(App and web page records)
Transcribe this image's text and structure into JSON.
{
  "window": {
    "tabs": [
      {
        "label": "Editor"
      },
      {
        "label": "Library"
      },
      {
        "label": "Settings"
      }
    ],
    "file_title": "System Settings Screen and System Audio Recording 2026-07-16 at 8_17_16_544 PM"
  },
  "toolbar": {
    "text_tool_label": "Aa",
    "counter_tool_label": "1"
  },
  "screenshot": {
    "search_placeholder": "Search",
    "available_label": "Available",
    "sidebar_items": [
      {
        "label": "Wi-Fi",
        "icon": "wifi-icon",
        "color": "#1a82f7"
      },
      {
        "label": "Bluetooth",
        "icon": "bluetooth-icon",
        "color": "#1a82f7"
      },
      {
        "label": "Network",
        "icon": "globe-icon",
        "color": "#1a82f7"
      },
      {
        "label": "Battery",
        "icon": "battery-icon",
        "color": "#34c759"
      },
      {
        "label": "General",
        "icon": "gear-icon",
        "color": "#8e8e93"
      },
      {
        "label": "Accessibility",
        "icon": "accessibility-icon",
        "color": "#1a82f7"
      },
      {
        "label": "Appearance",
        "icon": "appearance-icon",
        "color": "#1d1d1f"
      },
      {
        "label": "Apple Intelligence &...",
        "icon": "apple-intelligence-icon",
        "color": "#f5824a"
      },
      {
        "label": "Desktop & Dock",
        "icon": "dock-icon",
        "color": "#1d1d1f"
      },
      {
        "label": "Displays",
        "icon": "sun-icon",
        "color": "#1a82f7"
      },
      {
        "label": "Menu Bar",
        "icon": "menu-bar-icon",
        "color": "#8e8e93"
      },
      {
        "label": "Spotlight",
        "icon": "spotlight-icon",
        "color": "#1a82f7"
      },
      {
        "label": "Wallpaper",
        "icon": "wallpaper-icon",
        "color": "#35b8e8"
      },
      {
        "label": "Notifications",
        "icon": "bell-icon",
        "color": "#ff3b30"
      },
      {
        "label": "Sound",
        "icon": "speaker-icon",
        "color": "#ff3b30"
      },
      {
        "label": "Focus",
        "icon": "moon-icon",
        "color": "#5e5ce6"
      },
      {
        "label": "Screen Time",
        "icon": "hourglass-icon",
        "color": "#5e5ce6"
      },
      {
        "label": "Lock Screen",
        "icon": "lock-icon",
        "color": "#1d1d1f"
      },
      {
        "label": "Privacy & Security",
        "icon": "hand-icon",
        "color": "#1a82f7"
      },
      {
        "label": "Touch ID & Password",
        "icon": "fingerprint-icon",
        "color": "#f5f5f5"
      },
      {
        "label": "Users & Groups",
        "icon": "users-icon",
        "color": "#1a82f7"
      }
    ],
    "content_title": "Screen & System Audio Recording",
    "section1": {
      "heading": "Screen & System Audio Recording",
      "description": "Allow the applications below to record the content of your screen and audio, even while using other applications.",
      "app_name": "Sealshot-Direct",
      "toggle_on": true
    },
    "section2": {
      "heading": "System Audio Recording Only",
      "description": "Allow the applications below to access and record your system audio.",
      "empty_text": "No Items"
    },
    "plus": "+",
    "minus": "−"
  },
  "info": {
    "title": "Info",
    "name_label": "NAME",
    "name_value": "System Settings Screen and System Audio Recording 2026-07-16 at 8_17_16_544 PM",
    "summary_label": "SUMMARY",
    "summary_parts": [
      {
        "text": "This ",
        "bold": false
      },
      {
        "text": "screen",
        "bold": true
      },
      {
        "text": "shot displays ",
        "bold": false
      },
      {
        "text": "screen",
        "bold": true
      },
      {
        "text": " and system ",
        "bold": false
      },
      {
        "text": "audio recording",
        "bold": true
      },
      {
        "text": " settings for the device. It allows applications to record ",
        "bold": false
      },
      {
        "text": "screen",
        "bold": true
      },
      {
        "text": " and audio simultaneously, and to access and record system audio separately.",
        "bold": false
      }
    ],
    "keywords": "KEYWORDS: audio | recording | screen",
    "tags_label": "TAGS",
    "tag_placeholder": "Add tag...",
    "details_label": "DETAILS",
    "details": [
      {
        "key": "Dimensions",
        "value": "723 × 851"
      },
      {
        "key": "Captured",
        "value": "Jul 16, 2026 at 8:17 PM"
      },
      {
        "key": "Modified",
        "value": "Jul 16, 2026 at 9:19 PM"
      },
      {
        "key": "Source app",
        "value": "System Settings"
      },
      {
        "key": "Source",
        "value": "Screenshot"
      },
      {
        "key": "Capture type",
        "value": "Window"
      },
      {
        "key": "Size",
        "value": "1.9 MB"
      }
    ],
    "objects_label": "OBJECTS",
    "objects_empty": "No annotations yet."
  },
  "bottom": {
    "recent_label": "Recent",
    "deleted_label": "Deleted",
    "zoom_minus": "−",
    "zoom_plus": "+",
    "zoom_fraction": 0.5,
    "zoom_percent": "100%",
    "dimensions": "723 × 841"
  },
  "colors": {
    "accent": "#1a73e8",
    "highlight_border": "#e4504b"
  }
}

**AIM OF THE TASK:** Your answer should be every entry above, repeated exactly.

**EXERCISE RESULT:**
Transcribe this image's text and structure into JSON.
{
  "window": {
    "tabs": [
      {
        "label": "Editor"
      },
      {
        "label": "Library"
      },
      {
        "label": "Settings"
      }
    ],
    "file_title": "System Settings Screen and System Audio Recording 2026-07-16 at 8_17_16_544 PM"
  },
  "toolbar": {
    "text_tool_label": "Aa",
    "counter_tool_label": "1"
  },
  "screenshot": {
    "search_placeholder": "Search",
    "available_label": "Available",
    "sidebar_items": [
      {
        "label": "Wi-Fi",
        "icon": "wifi-icon",
        "color": "#1a82f7"
      },
      {
        "label": "Bluetooth",
        "icon": "bluetooth-icon",
        "color": "#1a82f7"
      },
      {
        "label": "Network",
        "icon": "globe-icon",
        "color": "#1a82f7"
      },
      {
        "label": "Battery",
        "icon": "battery-icon",
        "color": "#34c759"
      },
      {
        "label": "General",
        "icon": "gear-icon",
        "color": "#8e8e93"
      },
      {
        "label": "Accessibility",
        "icon": "accessibility-icon",
        "color": "#1a82f7"
      },
      {
        "label": "Appearance",
        "icon": "appearance-icon",
        "color": "#1d1d1f"
      },
      {
        "label": "Apple Intelligence &...",
        "icon": "apple-intelligence-icon",
        "color": "#f5824a"
      },
      {
        "label": "Desktop & Dock",
        "icon": "dock-icon",
        "color": "#1d1d1f"
      },
      {
        "label": "Displays",
        "icon": "sun-icon",
        "color": "#1a82f7"
      },
      {
        "label": "Menu Bar",
        "icon": "menu-bar-icon",
        "color": "#8e8e93"
      },
      {
        "label": "Spotlight",
        "icon": "spotlight-icon",
        "color": "#1a82f7"
      },
      {
        "label": "Wallpaper",
        "icon": "wallpaper-icon",
        "color": "#35b8e8"
      },
      {
        "label": "Notifications",
        "icon": "bell-icon",
        "color": "#ff3b30"
      },
      {
        "label": "Sound",
        "icon": "speaker-icon",
        "color": "#ff3b30"
      },
      {
        "label": "Focus",
        "icon": "moon-icon",
        "color": "#5e5ce6"
      },
      {
        "label": "Screen Time",
        "icon": "hourglass-icon",
        "color": "#5e5ce6"
      },
      {
        "label": "Lock Screen",
        "icon": "lock-icon",
        "color": "#1d1d1f"
      },
      {
        "label": "Privacy & Security",
        "icon": "hand-icon",
        "color": "#1a82f7"
      },
      {
        "label": "Touch ID & Password",
        "icon": "fingerprint-icon",
        "color": "#f5f5f5"
      },
      {
        "label": "Users & Groups",
        "icon": "users-icon",
        "color": "#1a82f7"
      }
    ],
    "content_title": "Screen & System Audio Recording",
    "section1": {
      "heading": "Screen & System Audio Recording",
      "description": "Allow the applications below to record the content of your screen and audio, even while using other applications.",
      "app_name": "Sealshot-Direct",
      "toggle_on": true
    },
    "section2": {
      "heading": "System Audio Recording Only",
      "description": "Allow the applications below to access and record your system audio.",
      "empty_text": "No Items"
    },
    "plus": "+",
    "minus": "−"
  },
  "info": {
    "title": "Info",
    "name_label": "NAME",
    "name_value": "System Settings Screen and System Audio Recording 2026-07-16 at 8_17_16_544 PM",
    "summary_label": "SUMMARY",
    "summary_parts": [
      {
        "text": "This ",
        "bold": false
      },
      {
        "text": "screen",
        "bold": true
      },
      {
        "text": "shot displays ",
        "bold": false
      },
      {
        "text": "screen",
        "bold": true
      },
      {
        "text": " and system ",
        "bold": false
      },
      {
        "text": "audio recording",
        "bold": true
      },
      {
        "text": " settings for the device. It allows applications to record ",
        "bold": false
      },
      {
        "text": "screen",
        "bold": true
      },
      {
        "text": " and audio simultaneously, and to access and record system audio separately.",
        "bold": false
      }
    ],
    "keywords": "KEYWORDS: audio | recording | screen",
    "tags_label": "TAGS",
    "tag_placeholder": "Add tag...",
    "details_label": "DETAILS",
    "details": [
      {
        "key": "Dimensions",
        "value": "723 × 851"
      },
      {
        "key": "Captured",
        "value": "Jul 16, 2026 at 8:17 PM"
      },
      {
        "key": "Modified",
        "value": "Jul 16, 2026 at 9:19 PM"
      },
      {
        "key": "Source app",
        "value": "System Settings"
      },
      {
        "key": "Source",
        "value": "Screenshot"
      },
      {
        "key": "Capture type",
        "value": "Window"
      },
      {
        "key": "Size",
        "value": "1.9 MB"
      }
    ],
    "objects_label": "OBJECTS",
    "objects_empty": "No annotations yet."
  },
  "bottom": {
    "recent_label": "Recent",
    "deleted_label": "Deleted",
    "zoom_minus": "−",
    "zoom_plus": "+",
    "zoom_fraction": 0.5,
    "zoom_percent": "100%",
    "dimensions": "723 × 841"
  },
  "colors": {
    "accent": "#1a73e8",
    "highlight_border": "#e4504b"
  }
}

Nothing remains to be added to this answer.